Remember when Al Gore and the Clinton Administration made everyone happy by "reinventing government" back in the '90s, on the principle that government functions would be more efficient if a third-party private intermediary were taking profits on them, because the invisible hand of the free market will always produce optimal results? The New York Times has an update on the operations of USIS, the company born in 1996 with the privatization of the Office of Personnel Management's investigative operations.
Where once upon a time, some unmotivated government bureaucrat might have loafed through the vast number of candidates for security clearances, USIS brought private-sector focus to its case files, which included those of Edward Snowden and Aaron Alexis. The background investigators reportedly did find out that Alexis had been arrested in 2004, but never realized the arrest had been for an enraged shooting incident, because in lieu of getting the police report, they took Alexis's word it was no big deal.
In interviews this week, former and current USIS employees detailed how the company had an incentive to rush work because it is paid only after a file is marked “FF,” for fieldwork finished, and sent to the government.
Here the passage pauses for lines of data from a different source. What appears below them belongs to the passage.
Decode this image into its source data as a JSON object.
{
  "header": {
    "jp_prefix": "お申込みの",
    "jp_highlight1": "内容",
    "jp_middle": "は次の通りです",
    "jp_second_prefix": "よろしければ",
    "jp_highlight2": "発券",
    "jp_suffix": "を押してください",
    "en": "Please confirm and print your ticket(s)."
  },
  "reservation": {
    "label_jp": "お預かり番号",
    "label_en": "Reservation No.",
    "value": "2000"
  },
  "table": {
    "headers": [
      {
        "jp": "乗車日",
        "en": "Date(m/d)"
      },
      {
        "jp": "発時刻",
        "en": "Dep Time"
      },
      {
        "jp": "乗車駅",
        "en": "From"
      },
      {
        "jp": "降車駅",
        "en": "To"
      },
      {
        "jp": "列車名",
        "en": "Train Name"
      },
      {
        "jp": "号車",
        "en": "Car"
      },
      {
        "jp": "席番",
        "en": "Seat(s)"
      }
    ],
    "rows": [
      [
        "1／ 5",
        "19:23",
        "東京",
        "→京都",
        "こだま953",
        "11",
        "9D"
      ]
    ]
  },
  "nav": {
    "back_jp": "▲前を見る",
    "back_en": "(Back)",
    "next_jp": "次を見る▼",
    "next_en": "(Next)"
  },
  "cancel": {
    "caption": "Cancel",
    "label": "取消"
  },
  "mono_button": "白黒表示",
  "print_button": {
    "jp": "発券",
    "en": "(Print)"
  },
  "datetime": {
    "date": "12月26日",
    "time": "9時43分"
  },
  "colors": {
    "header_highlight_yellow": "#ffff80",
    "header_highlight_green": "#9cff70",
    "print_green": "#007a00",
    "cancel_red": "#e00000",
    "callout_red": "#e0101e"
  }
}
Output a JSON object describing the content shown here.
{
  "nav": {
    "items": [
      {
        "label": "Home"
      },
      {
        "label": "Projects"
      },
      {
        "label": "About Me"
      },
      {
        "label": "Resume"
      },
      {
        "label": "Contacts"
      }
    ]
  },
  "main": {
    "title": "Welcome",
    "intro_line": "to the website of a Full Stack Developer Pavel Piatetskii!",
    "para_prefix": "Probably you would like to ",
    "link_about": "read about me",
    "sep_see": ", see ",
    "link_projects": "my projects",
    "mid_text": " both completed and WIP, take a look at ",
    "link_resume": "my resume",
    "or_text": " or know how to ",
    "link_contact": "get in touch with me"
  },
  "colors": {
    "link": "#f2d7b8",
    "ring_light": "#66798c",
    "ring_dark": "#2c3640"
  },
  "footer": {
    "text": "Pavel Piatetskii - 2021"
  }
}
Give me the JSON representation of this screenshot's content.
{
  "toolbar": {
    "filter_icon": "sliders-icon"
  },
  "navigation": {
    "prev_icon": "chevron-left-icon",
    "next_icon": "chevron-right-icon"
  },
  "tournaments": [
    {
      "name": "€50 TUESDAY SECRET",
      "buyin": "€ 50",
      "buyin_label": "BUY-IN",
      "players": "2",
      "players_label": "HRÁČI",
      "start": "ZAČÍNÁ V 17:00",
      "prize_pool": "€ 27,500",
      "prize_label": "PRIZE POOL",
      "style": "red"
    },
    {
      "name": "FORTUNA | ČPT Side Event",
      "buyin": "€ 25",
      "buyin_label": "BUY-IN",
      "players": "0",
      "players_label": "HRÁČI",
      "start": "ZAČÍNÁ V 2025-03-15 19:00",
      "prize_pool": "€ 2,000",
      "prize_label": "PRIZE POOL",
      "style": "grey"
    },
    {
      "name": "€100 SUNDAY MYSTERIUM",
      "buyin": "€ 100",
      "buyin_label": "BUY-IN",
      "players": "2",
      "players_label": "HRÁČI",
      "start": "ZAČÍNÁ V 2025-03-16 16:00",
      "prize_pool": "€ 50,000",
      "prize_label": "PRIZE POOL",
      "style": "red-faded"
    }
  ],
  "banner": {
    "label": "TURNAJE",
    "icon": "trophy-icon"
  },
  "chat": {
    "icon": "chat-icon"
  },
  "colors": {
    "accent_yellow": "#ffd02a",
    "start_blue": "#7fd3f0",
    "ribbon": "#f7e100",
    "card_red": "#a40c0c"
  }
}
In the waning days of a month, investigations were closed to meet financial quotas, without a required review by the quality control department, two former senior managers said.
This practice was known as "flushing." The system of basing payment on how many files were declared finished, the Times reports, was "intended to give the company an incentive to be efficient."
A former senior USIS manager said the company “jumped the shark” when it introduced a computer system to oversee workflow. It assigned investigators a fresh case as soon as they filed an existing one, monitored how much time was spent on cases and imposed deadlines as short as two days. All the performance statistics were tied back to the company’s revenue targets.
[Image via Getty]